When does the novelty of sporting a mask wear off? Maybe never for an artist like DOOM, formerly MF DOOM, who’s mask has been controversial in the past when he was rumoured to send impostors out on stage in place of himself.
You can empathise with the urge to make a distinction between onstage and offstage personas but for DOOM it seems like a deeper identity is forged by the metallic mask, his constant accessory, with its stark glinting stakes or ‘metal fingers’ down either side of his mouth.
We arrived late to find DJ Dexter laying down the holy rosary to fervent hip hop heads around us. Speculation was rife: “Will it really be Doom? He was sick after all – maybe he’ll send someone else out instead” could be heard from under flush cap-brims and out of oversized T-shirts all around the Gershwin room. Dexter delivered a good set with plenty of Wu-Tang classics, all the old faves like ‘Can it be all so Simple’ and ‘Tearz’ from Enter the Wu-Tang. But the classics were paying off, with a whole room of arms hailing right-to-left – prime kudos in the hip hop appreciation index. Dexter also mixed in Bollywood beats, metal refrains, and soul music flourishes with assurance.
There is a kind of freedom that all good DJs have – the ability to mish mash every style of music in their own order, skilfully mixing between C.R.E.A.M with a sentimental 70’s tune that might appear on Nightrider when Hasselhoff’s about to pick up.
Watching a strong DJ is like playing chess with someone, you gradually, slowly understand the parameters of another person’s mind. The beauty of hip hop is often the obscure and perfect samples that are woven in with rapid wordplay and inventive rhyme.

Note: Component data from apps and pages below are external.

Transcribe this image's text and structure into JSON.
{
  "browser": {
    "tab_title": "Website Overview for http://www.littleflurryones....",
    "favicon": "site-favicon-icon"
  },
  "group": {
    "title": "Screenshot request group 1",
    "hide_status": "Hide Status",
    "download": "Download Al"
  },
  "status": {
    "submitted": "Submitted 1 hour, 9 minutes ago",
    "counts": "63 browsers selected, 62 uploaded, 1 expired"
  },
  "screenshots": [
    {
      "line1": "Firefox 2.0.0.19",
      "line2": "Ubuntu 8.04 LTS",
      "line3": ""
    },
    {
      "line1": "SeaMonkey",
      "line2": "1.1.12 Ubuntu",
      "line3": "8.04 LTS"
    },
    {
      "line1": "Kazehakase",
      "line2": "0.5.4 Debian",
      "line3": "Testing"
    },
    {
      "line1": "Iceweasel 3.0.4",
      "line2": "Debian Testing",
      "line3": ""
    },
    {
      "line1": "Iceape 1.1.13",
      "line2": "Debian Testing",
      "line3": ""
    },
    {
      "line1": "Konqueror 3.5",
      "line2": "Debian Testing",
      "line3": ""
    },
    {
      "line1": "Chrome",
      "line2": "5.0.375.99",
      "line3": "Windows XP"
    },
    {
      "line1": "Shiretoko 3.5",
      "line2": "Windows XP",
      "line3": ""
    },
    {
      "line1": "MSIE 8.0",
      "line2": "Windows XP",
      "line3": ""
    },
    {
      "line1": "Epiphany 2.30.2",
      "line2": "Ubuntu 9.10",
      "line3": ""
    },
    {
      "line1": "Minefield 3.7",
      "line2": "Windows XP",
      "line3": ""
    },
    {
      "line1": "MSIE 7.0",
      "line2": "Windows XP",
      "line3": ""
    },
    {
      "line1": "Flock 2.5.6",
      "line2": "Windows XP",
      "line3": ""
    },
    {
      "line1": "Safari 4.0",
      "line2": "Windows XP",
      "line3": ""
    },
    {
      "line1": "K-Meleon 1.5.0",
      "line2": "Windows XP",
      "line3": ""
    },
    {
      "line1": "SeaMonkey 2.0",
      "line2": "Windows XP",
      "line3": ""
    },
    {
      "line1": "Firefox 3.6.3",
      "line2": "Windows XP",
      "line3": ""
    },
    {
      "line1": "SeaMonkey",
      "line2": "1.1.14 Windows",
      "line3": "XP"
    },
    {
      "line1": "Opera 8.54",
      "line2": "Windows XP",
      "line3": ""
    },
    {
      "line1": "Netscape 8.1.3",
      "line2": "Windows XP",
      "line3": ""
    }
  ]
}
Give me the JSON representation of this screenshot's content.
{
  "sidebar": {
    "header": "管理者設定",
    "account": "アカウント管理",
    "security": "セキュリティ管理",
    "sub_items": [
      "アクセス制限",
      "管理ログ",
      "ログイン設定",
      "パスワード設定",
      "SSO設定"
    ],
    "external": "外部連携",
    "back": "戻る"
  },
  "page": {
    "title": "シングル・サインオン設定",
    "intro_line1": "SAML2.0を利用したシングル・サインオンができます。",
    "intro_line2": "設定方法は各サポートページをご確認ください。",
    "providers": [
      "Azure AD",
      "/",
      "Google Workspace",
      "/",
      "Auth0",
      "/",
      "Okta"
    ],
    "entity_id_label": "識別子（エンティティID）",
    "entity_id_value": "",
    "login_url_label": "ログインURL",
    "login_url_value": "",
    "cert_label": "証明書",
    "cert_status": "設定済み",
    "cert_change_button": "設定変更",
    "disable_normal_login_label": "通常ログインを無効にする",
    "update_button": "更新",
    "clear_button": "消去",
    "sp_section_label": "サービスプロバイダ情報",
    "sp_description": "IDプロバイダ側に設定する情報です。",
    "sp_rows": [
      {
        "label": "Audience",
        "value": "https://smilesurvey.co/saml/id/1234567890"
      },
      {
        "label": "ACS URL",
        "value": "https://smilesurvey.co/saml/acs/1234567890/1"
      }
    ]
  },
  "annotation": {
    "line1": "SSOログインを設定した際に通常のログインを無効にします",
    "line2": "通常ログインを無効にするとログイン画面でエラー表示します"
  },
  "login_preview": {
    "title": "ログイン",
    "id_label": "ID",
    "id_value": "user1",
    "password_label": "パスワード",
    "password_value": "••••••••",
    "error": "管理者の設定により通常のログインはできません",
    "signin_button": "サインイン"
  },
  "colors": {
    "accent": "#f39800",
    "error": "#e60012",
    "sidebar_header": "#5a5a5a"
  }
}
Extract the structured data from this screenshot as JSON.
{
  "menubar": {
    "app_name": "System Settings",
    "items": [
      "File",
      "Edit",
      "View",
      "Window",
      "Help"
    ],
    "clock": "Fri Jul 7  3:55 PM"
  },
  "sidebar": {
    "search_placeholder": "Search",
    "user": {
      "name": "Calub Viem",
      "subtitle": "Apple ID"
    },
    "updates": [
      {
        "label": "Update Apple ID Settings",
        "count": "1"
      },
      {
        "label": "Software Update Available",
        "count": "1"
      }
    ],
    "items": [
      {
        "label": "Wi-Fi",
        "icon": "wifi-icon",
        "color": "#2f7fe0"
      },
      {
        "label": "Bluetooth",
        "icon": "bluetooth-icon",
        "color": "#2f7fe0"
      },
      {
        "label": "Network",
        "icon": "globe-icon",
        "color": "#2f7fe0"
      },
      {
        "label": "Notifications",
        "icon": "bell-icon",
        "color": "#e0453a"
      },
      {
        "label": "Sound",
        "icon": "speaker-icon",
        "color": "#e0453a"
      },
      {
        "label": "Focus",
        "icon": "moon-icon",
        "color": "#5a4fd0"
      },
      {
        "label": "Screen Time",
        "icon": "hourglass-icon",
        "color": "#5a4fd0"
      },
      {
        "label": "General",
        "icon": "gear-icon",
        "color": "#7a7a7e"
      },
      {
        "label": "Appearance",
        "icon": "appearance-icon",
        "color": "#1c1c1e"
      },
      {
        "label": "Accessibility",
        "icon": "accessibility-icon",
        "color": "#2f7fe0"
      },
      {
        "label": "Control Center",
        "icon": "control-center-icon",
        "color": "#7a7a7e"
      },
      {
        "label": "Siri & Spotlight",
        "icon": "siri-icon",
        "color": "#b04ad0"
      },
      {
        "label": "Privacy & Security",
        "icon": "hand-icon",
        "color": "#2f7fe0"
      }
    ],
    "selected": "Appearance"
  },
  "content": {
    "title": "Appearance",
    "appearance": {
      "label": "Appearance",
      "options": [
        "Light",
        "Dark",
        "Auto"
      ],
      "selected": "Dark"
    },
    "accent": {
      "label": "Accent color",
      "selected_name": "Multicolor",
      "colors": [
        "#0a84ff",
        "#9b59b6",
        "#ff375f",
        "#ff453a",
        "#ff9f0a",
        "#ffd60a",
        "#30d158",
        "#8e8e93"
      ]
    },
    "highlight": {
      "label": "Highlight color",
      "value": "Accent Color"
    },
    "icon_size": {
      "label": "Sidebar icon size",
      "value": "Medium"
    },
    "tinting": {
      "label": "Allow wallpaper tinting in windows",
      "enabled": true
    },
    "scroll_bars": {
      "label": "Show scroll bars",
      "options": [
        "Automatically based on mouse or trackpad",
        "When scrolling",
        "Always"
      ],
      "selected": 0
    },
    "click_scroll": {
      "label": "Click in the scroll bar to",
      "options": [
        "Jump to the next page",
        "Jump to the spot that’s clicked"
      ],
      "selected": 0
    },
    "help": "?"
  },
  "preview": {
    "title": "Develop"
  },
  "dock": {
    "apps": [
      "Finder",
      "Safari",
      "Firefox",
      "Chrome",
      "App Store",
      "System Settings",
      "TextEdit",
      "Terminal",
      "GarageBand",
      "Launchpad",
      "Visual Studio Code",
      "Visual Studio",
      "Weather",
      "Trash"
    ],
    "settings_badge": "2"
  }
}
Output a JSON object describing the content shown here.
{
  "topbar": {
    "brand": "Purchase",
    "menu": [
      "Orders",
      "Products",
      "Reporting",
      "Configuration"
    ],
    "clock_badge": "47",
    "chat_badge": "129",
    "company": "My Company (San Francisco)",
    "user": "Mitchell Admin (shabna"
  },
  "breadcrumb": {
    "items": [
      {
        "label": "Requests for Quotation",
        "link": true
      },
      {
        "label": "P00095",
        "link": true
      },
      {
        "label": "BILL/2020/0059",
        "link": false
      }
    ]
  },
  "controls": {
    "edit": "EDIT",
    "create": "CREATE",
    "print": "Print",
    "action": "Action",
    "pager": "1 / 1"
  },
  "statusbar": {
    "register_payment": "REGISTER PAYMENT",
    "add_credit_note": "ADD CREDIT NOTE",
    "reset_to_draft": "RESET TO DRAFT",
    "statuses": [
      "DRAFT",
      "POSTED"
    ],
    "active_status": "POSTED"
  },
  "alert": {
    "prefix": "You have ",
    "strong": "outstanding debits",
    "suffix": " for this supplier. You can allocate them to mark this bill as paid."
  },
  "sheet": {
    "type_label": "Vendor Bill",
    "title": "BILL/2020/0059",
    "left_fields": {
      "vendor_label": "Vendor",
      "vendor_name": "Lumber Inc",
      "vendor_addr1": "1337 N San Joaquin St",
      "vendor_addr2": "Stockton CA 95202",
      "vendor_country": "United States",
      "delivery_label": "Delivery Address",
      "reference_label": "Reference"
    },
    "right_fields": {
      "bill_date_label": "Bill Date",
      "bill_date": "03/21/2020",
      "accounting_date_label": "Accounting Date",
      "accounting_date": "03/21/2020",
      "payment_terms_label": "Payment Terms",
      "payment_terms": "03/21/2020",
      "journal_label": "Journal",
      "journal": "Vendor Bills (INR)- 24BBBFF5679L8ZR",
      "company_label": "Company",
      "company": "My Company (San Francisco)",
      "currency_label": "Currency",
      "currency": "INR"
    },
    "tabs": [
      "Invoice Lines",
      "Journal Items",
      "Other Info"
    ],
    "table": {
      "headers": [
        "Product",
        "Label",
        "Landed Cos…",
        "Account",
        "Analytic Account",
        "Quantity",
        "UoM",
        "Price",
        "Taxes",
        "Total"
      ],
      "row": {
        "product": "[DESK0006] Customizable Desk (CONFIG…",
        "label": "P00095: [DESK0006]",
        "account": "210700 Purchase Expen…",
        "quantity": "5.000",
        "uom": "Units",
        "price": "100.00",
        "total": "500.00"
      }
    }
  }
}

The crowd was funny. Drunk white dudes splaying their fingers in your face and smelly short krumpers grinding away despite the limited space.
We managed to find ourselves in an Aussie hip hop quadrant – I only caught fragments of their lyrics but some stand out moments were: “you walk into the room, your dick goes boom…” and “You feel this? You feel this? That’s fucking Ozzie hip hop!” yelled to each other in tandem bursts and choruses.
There was a die-hard fan wearing a hockey mask, randoms were trying to pick up my friend; and then finally, after what seemed like a slice of forever; Doom emerged at 1am. His imposing, glistening golden mask sitting atop his darkly stubbled chin. His scarily aware eyes beamed out from the spaces in the mask, which rendered it somehow less imposing. His sizeable sidekick espoused all the “word up” essentials and wore a beanie and wraparound sunglasses with great aplomb, making you wonder if he’d sung along to Corey Hart’s Sunglasses at Night at least once in his life.
DOOM did not disappoint. Amazing rhymes were laid out in the most effortless patter – rhyming ‘animal vegetable mineral/miracle/indivisible’ and lines like ‘you don’t need to be a crystal ball reader to be a ball beater’.
The crowd loved it – from the nodders and the bust down and grind your booty lovers, to the word-for-word mouthers, DOOM was hailed as the original.
There was a fair mix of material from his album Born Like This as well as older material from his fat stack of albums in various guises and tracks like Dead Bent from Operation Doomsday were well received.
DOOM impressively signed merch whilst rapping – holding up his own effigy in poster form and all the while delivering his swift rhythmic repartee. All around us, fans who knew every word, each inflection yelled right back at the masked man on stage.
He gave two encores, to a rapidly diminishing crowd. We left the Espy entirely sated by the masked man’s ability.
- Anaya Latter